**Task item:**
Work out the count of lines in the entries below that include "into", and write only that count.
[Record set]
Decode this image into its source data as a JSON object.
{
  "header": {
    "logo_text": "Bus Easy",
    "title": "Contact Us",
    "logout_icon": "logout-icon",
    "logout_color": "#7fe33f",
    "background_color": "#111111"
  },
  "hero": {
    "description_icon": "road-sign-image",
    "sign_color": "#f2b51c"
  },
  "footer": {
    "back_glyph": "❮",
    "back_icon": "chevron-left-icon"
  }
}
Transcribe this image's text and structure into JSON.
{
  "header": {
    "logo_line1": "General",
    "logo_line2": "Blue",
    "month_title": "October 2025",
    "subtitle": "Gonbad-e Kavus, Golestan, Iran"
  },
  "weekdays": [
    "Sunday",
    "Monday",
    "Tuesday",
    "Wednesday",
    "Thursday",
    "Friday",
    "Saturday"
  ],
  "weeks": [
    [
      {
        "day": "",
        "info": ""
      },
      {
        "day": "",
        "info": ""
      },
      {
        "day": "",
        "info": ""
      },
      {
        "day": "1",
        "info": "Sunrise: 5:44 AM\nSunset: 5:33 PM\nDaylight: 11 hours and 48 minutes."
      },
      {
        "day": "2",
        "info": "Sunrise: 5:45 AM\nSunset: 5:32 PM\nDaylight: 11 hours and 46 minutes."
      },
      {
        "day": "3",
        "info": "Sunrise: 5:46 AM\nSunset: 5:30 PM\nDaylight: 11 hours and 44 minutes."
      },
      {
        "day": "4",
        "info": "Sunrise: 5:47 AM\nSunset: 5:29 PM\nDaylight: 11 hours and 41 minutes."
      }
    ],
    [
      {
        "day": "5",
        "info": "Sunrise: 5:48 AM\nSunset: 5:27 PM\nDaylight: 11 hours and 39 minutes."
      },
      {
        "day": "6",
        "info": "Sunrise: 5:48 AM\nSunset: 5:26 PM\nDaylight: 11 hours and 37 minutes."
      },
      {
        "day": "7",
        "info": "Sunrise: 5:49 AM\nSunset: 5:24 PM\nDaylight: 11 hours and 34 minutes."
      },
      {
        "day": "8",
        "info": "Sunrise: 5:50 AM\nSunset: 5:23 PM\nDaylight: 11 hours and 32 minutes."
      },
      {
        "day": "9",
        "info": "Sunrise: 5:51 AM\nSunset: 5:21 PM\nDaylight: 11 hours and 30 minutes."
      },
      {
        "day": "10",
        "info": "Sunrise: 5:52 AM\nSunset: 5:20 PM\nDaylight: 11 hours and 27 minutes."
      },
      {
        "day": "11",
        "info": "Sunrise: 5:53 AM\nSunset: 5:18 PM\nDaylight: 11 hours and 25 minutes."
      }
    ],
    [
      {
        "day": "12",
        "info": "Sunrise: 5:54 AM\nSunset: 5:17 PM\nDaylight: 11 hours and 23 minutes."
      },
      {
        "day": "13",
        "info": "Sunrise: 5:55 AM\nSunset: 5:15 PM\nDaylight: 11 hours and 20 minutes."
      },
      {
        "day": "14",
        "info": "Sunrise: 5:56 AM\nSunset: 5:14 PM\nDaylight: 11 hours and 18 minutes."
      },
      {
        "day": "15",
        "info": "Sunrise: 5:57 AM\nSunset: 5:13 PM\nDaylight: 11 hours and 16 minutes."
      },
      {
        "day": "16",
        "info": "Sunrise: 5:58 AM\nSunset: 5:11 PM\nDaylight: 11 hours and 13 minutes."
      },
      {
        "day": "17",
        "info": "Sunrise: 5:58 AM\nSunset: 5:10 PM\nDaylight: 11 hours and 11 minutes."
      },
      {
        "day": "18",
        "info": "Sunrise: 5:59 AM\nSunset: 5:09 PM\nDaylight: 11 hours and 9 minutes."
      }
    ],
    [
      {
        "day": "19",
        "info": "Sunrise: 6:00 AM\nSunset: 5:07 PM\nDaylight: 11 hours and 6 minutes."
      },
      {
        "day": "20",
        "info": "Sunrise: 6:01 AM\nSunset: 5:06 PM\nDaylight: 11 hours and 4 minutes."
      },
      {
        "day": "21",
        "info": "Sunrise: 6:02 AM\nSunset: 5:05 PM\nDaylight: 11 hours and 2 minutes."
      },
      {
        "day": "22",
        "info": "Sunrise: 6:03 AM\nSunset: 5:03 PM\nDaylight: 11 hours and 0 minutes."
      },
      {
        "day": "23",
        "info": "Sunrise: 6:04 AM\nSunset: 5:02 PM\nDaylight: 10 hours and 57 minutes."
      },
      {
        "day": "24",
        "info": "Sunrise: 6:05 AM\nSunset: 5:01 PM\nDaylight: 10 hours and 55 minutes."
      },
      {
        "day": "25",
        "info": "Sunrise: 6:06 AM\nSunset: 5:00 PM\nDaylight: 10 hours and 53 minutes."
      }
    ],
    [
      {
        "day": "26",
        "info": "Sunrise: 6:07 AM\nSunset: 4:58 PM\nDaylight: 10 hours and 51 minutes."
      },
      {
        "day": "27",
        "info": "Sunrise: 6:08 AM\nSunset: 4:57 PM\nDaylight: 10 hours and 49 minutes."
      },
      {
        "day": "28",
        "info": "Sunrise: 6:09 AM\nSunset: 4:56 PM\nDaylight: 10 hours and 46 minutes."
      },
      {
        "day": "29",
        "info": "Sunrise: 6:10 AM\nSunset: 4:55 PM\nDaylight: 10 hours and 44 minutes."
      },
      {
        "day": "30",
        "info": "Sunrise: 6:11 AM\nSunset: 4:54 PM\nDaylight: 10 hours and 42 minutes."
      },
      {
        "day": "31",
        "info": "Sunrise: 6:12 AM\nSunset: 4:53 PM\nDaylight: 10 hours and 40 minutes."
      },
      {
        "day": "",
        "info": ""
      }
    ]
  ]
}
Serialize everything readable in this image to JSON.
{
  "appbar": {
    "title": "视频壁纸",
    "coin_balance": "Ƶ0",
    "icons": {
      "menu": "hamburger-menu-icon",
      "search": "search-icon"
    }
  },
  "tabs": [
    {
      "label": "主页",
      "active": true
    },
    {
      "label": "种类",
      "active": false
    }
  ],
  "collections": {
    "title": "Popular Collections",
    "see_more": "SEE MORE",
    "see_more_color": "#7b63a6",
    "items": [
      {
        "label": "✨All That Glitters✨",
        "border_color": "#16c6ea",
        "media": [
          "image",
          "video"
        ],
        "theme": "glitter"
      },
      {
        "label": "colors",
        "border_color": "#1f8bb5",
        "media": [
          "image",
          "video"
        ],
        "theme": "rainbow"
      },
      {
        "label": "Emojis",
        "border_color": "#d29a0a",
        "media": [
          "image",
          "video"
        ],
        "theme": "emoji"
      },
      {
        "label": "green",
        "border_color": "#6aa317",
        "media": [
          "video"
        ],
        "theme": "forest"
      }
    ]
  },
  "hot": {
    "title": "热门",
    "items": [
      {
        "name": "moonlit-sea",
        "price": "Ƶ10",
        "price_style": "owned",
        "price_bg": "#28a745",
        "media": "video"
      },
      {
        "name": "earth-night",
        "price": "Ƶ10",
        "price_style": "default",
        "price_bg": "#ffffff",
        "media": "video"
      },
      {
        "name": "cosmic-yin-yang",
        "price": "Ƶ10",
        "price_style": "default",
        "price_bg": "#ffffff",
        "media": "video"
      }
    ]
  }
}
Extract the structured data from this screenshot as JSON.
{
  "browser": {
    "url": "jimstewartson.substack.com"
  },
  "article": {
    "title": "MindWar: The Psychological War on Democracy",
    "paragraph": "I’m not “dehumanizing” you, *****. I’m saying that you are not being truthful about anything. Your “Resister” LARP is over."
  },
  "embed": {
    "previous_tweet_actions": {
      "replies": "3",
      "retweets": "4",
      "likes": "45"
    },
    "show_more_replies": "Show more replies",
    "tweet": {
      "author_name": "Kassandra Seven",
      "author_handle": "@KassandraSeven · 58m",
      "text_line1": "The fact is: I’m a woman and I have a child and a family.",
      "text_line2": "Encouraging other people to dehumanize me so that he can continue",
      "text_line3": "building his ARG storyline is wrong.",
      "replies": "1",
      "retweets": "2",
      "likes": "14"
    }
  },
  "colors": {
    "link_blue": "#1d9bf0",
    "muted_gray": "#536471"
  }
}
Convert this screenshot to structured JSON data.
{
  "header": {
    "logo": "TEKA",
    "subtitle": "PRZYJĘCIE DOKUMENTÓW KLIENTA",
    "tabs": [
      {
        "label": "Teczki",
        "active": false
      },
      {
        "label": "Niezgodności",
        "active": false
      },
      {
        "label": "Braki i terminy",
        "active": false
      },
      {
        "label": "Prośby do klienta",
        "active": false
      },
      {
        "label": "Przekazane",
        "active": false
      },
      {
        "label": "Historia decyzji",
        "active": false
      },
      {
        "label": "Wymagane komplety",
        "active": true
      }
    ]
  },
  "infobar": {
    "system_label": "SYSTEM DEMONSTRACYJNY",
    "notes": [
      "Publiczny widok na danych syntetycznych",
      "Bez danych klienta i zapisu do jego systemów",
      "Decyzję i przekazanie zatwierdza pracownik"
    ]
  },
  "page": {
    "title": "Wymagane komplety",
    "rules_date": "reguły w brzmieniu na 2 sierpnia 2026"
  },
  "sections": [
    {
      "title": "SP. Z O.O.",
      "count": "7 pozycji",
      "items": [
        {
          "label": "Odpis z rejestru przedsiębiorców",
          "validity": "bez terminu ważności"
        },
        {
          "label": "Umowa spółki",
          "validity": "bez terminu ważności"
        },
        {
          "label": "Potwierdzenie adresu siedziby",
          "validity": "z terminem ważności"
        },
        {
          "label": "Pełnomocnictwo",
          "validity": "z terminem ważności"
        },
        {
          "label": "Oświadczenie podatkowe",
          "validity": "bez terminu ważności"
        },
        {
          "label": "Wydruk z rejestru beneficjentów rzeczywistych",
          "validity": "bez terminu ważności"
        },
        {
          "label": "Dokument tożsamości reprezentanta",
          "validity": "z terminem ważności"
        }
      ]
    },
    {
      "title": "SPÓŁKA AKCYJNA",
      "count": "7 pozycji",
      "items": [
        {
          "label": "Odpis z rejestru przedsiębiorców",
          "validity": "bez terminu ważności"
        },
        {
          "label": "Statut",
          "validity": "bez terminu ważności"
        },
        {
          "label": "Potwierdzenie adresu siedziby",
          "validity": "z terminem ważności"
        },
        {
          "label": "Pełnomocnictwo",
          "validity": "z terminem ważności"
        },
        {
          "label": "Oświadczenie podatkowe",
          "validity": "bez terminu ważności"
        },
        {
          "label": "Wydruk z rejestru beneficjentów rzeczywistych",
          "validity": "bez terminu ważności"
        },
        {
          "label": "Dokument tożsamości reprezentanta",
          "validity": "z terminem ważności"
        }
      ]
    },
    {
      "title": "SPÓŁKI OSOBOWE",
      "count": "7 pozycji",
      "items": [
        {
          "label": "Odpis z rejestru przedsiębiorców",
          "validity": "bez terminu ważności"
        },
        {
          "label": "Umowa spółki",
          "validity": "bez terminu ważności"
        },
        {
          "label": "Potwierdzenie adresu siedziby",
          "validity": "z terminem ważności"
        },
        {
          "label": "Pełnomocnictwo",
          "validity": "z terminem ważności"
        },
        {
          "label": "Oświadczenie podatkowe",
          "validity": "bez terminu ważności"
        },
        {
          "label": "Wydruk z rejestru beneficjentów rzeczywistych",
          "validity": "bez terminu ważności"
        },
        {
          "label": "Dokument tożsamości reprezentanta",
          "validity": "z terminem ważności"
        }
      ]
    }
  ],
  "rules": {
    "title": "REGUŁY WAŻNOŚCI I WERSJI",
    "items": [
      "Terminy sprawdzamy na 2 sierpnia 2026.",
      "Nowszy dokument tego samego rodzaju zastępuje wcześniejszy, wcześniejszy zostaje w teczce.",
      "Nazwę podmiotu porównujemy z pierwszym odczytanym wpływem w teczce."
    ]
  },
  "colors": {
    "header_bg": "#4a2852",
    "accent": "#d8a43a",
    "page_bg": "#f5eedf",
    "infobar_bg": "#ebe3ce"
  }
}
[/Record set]
**Answer to this task:**
2